The Congressional Budget Office has drastically lowered the cost estimate for funding the Children’s Health Insurance Program. The revised cost estimate makes it likely that lawmakers will find a solution to keeping the program funded going forward.
The program had been a sticking point in budget negotiations but the brighter cost outlook may make finding a funding compromise easier. The CBO had estimated that the program would cost $8.2 billion over the next 10 years. Their revised estimate says it would cost only $800 million over the same time period, almost a tenth of the original projection. Lawmakers must strike a budget deal before January 19 in order to keep the government open.
The CHIP program provides insurance to nearly 9 million low-income children. Funding for the program expired last fall, but its funding was extended temporarily. That temporary funding is supposed to last through March, but states have said they could run out of money for the program well before that time.
One of the reasons for the vastly reduced estimate, according to the CBO, may lie in the tax overhaul package that signed last month. That package eliminated Obamacare’s individual mandate, the health law’s provision that requires every American to purchase health insurance. Because that elimination is expected to raise cost of the government’s subsidizing of health insurance plans, as well as the cost of health insurance overall, it’s believed that more parents will opt to purchase their children’s health insurance through CHIP instead.

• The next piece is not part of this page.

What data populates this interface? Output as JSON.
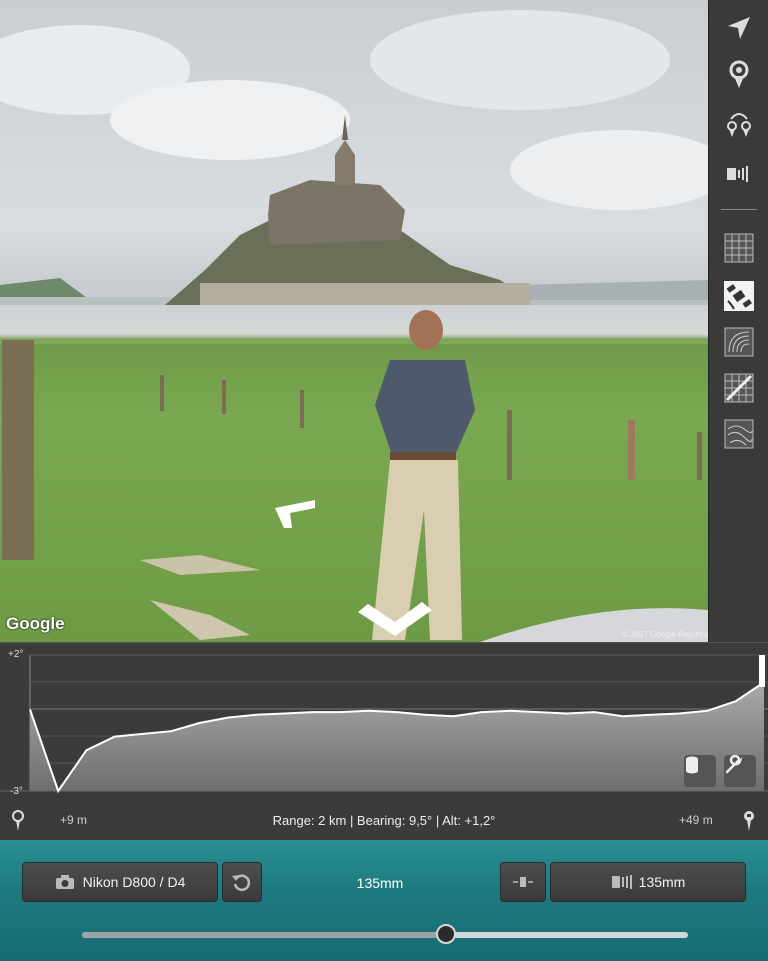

Senator Hatch, Chairman of the Finance Committee, the committee overseeing the negotiations, welcomed the news. “In light of the latest analysis from CBO, nothing should prevent enactment of a…reauthorization before January 19. Chairman Hatch believes it is time to stop holding CHIP hostage to a caps deal, and will continue to push to get this done to ensure families who rely on CHIP get the care they need,” a spokesperson said.